§ **Requirement**:
Where does "icon" occur in the listing? Copy every line that holds it.

[Start of section]

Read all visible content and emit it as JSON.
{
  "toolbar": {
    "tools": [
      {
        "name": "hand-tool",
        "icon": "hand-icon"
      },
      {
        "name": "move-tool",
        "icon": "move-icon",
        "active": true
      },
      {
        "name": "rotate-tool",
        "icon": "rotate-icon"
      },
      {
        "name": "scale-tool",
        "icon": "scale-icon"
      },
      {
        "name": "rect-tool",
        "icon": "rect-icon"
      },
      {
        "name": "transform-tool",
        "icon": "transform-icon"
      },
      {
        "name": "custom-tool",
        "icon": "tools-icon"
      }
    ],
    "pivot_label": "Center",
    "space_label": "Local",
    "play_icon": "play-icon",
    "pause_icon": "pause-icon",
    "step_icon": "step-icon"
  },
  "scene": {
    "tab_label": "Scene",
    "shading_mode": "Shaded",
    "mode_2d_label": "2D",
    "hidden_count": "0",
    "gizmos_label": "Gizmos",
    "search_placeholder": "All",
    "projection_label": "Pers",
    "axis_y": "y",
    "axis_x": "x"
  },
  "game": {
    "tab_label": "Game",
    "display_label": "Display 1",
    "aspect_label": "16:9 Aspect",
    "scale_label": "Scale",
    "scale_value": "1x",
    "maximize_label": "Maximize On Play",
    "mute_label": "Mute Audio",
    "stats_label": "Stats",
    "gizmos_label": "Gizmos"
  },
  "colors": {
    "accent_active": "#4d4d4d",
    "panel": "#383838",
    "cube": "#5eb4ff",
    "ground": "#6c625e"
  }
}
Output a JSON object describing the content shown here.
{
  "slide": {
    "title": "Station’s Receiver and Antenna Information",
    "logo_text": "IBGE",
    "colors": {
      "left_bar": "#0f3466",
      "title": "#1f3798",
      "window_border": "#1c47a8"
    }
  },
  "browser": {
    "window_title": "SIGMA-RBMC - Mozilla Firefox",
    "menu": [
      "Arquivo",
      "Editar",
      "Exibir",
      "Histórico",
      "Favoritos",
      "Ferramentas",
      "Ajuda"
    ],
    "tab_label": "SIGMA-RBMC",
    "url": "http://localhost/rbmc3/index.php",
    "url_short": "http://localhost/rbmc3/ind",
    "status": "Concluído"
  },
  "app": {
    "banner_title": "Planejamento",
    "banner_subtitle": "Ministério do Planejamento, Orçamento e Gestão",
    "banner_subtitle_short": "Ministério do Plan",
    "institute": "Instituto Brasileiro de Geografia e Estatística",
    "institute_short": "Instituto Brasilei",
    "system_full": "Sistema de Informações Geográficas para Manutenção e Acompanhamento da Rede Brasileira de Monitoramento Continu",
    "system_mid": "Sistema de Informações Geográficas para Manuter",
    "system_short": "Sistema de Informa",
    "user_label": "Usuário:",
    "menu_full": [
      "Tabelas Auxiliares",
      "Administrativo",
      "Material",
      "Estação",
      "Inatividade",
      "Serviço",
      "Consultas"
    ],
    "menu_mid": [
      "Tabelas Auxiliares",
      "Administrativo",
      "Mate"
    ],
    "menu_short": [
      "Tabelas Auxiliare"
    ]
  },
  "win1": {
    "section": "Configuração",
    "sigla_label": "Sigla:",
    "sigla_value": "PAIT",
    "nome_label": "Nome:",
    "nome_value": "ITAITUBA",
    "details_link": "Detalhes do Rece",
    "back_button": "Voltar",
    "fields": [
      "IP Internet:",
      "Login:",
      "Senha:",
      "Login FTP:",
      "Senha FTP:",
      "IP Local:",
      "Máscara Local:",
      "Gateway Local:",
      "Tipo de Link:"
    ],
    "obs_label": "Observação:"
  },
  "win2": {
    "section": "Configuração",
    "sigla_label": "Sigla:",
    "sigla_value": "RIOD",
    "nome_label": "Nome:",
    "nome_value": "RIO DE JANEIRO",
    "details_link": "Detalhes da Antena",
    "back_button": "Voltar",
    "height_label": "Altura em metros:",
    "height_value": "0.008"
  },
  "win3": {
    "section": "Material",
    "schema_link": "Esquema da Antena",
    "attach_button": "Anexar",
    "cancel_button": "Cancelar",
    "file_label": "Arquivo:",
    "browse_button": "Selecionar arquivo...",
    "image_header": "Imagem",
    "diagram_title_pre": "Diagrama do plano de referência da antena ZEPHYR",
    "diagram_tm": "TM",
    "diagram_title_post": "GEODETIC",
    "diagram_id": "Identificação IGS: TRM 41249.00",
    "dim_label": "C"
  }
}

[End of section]

§ **Exercise output**:
        "icon": "hand-icon"
        "icon": "move-icon",
        "icon": "rotate-icon"
        "icon": "scale-icon"
        "icon": "rect-icon"
        "icon": "transform-icon"
        "icon": "tools-icon"
    "play_icon": "play-icon",
    "pause_icon": "pause-icon",
    "step_icon": "step-icon"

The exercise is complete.